There are plenty of parallels between Annie and Owen’s actual lives and their hallucinations. For the most part, it seems as if the pair unconsciously incorporate actual people and places from real life into their delusions.
But a few aspects of their delusions show up later in the real world, calling into question whether the real world is “real” at all. Perhaps the entire show takes place inside GRTA’s hard drives. Here are a few moments that suggest Annie and Owen didn’t get their happily ever after, after all:
Azumi tells one of her assistants that the password to the mainframe room is 5-6-7-8. This is, of course, after Owen and Annie discover that 5-6-7-8 is the updated combination to the fur store lock in episode four. There’s almost no way that Owen and Annie could have known that this was the mainframe password before having they had their first joint delusion. Therefore, Azumi trying to break back into the mainframe could also be a delusion.
One user on Reddit pointed out that the Volvo that Annie and Owen drive in episode four has the same license plate of the car James walks toward in the final episode. Perhaps Owen or Annie saw that car earlier and remembered the license plate (filled with 0s and 9s) to incorporate into their dreams. Or James and Azumi are just a part of another hallucination.
The Book Tour
Owen and Olivia have a hallucination in which they have seven children named Asia, Africa, Australia, etc. Later, Greta tells James that she’s setting out on a book tour with stops on “all seven continents.” Annie and Owen likely would not have known that before the hallucination.
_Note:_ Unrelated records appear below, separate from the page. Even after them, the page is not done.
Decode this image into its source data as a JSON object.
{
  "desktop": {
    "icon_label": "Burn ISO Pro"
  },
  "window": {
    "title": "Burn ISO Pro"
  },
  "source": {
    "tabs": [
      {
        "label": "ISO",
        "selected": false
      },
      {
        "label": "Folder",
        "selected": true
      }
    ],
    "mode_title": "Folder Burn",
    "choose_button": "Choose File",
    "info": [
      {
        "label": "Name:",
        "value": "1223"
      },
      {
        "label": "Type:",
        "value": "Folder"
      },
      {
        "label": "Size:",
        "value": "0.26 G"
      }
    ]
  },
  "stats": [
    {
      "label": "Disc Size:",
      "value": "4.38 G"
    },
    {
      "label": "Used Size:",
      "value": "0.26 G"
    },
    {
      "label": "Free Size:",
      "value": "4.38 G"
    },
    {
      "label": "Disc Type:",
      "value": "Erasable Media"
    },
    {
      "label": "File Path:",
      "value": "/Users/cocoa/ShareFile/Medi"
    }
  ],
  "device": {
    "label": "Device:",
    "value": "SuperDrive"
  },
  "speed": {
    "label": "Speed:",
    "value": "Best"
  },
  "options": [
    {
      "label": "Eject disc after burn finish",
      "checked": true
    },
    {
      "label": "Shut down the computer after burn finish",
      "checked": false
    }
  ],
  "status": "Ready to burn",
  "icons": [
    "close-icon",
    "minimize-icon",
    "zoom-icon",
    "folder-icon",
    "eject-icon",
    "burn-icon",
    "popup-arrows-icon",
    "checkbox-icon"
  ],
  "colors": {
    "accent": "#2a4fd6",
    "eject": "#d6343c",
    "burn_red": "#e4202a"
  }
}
In episode six, Owen describes a fantasy he has: “We were in a car. We were driving really fast. Someone was chasing us, I don’t know who. It felt like an escape. I was just laughing. I had this huge smile on my face. It hurt it was so big. And we were just two people looking out for each other.”
That comes to pass in the final moments of the last episode. Did Owen’s dream come true? Or did he just dream it once again?
In the last shot, a hawk on a Poop Bot and the dog that Annie once lost follow behind Annie and Owen’s car. Perhaps these animals are just roaming along the east coast. Alternatively, they could represent the two patients’ happy endings. Annie finding her sister’s lost dog would represent some semblance of closure, while Owen’s mended Hawk riding high on his family’s invention could represent that he has finally beaten his family by finding freedom.